Twenty members of the Islamic State (IS) were killed in Syrian air force raids on Wednesday against the jihadists’ bastion in Raqa, the Syrian Observatory for Human Rights said.
The report comes after Syrian rebels killed at least 14 people overnight, among them women, in the village of Khatab in central province of Hama, state media and the Observatory said.
“At least 20 members of IS were killed and others were injured in air strikes… targeting an IS training base in Raqa,” said the Observatory.
The strikes also destroyed 14 of IS’ military vehicles, the Observatory added.
On June 29, IS declared the establishment of a “caliphate”, referring to an Islamic system of rule that was abolished nearly 100 years ago.
Its jihadists are firmly in control of Raqa, their stronghold, and have secured large swathes of territory in eastern Syria and in neighbouring Iraq.
While some in the Syrian opposition initially welcomed IS — formerly known as the Islamic State of Iraq and the Levant (ISIL) — among their ranks, viewing it as a potential ally, its abuses and quest for control turned the rebels against them.
Rebels have been fighting IS since January.
The Syrian regime of President Bashar al-Assad, for its part, has escalated its attacks against IS positions since the group spearheaded a Sunni militant offensive in neighbouring Iraq.
Syrian Kurds, for their part, have been fighting IS since 2013.
On Wednesday, a Tunisian jihadist carried out a suicide car bomb attack in the Syrian Kurdish town of Ain Eissa, killing four Kurdish fighters.
The attack comes a day after 22 IS jihadists and 18 members of the Kurdish People’s Protection Units (YPG) were killed in fighting that continued Wednesday in a Kurdish area of Aleppo province.
The reports come hours after Syrian state television said rebels carried out a “massacre” that included women and children, while the Observatory said seven men and seven women had been “executed” by rebel fighters.
The Observatory said the rebels accused the residents of Khatab village of “collaboration with the criminal regime”, and executed the 14.
Meanwhile, in northern Syria’s Aleppo, four people, among them a media activist, were killed and dozens of others injured in air raids on rebel-held areas, the Observatory said.
Aleppo has come under a massive aerial offensive since December.
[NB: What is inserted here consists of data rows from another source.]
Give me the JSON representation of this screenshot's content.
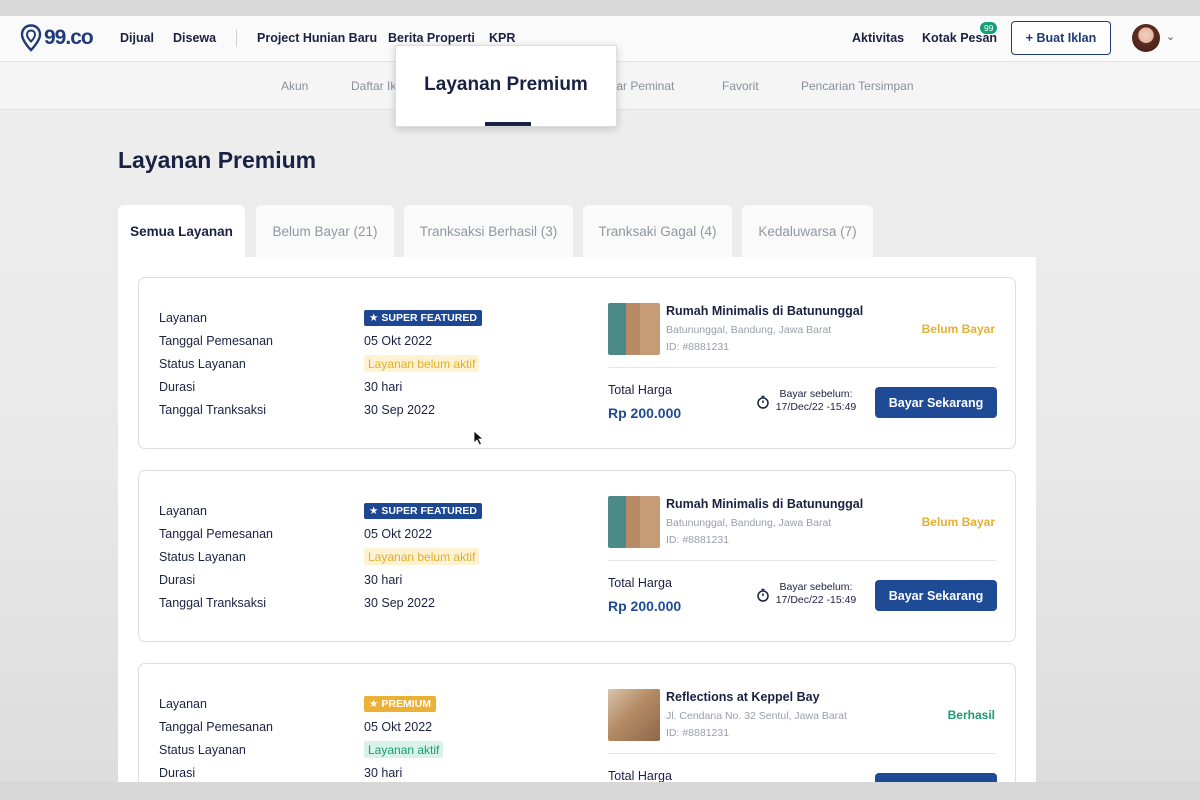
{
  "header": {
    "logo_text": "99.co",
    "nav": [
      "Dijual",
      "Disewa",
      "Project Hunian Baru",
      "Berita Properti",
      "KPR"
    ],
    "activity": "Aktivitas",
    "inbox": "Kotak Pesan",
    "inbox_badge": "99",
    "create_listing": "+ Buat Iklan"
  },
  "subnav": {
    "items": [
      "Akun",
      "Daftar Iklan",
      "tar Peminat",
      "Favorit",
      "Pencarian Tersimpan"
    ],
    "highlight": "Layanan Premium"
  },
  "page_title": "Layanan Premium",
  "tabs": [
    "Semua Layanan",
    "Belum Bayar (21)",
    "Tranksaksi Berhasil (3)",
    "Tranksaki Gagal (4)",
    "Kedaluwarsa (7)"
  ],
  "field_labels": {
    "service": "Layanan",
    "order_date": "Tanggal Pemesanan",
    "service_status": "Status Layanan",
    "duration": "Durasi",
    "transaction_date": "Tanggal Tranksaksi",
    "total_price": "Total Harga",
    "pay_before": "Bayar sebelum:"
  },
  "orders": [
    {
      "package": "SUPER FEATURED",
      "order_date": "05 Okt 2022",
      "service_status": "Layanan belum aktif",
      "duration": "30 hari",
      "transaction_date": "30 Sep 2022",
      "property_name": "Rumah Minimalis di Batununggal",
      "property_address": "Batununggal, Bandung, Jawa Barat",
      "property_id": "ID: #8881231",
      "payment_state": "Belum Bayar",
      "total": "Rp 200.000",
      "deadline": "17/Dec/22 -15:49",
      "pay_label": "Bayar Sekarang"
    },
    {
      "package": "SUPER FEATURED",
      "order_date": "05 Okt 2022",
      "service_status": "Layanan belum aktif",
      "duration": "30 hari",
      "transaction_date": "30 Sep 2022",
      "property_name": "Rumah Minimalis di Batununggal",
      "property_address": "Batununggal, Bandung, Jawa Barat",
      "property_id": "ID: #8881231",
      "payment_state": "Belum Bayar",
      "total": "Rp 200.000",
      "deadline": "17/Dec/22 -15:49",
      "pay_label": "Bayar Sekarang"
    },
    {
      "package": "PREMIUM",
      "order_date": "05 Okt 2022",
      "service_status": "Layanan aktif",
      "duration": "30 hari",
      "property_name": "Reflections at Keppel Bay",
      "property_address": "Jl. Cendana No. 32 Sentul, Jawa Barat",
      "property_id": "ID: #8881231",
      "payment_state": "Berhasil"
    }
  ],
  "colors": {
    "brand": "#1f3a78",
    "primary_button": "#1f4b96",
    "pending": "#e6b02e",
    "success": "#1a9b73"
  }
}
According to the Observatory, by May some 2,000 civilians including 500 children had been killed in the daily air strikes, which rights groups have condemned as a “war crime” for failing to discriminate between military and civilian targets.
Rebel fighters also launched mortars against regime-held areas of divided Aleppo, killing three people, according to the Observatory.
More than 162,000 people have been killed since Syria’s conflict erupted in March 2011.
It began when protesters took up arms after being fired on by government troops during peaceful anti-regime demonstrations.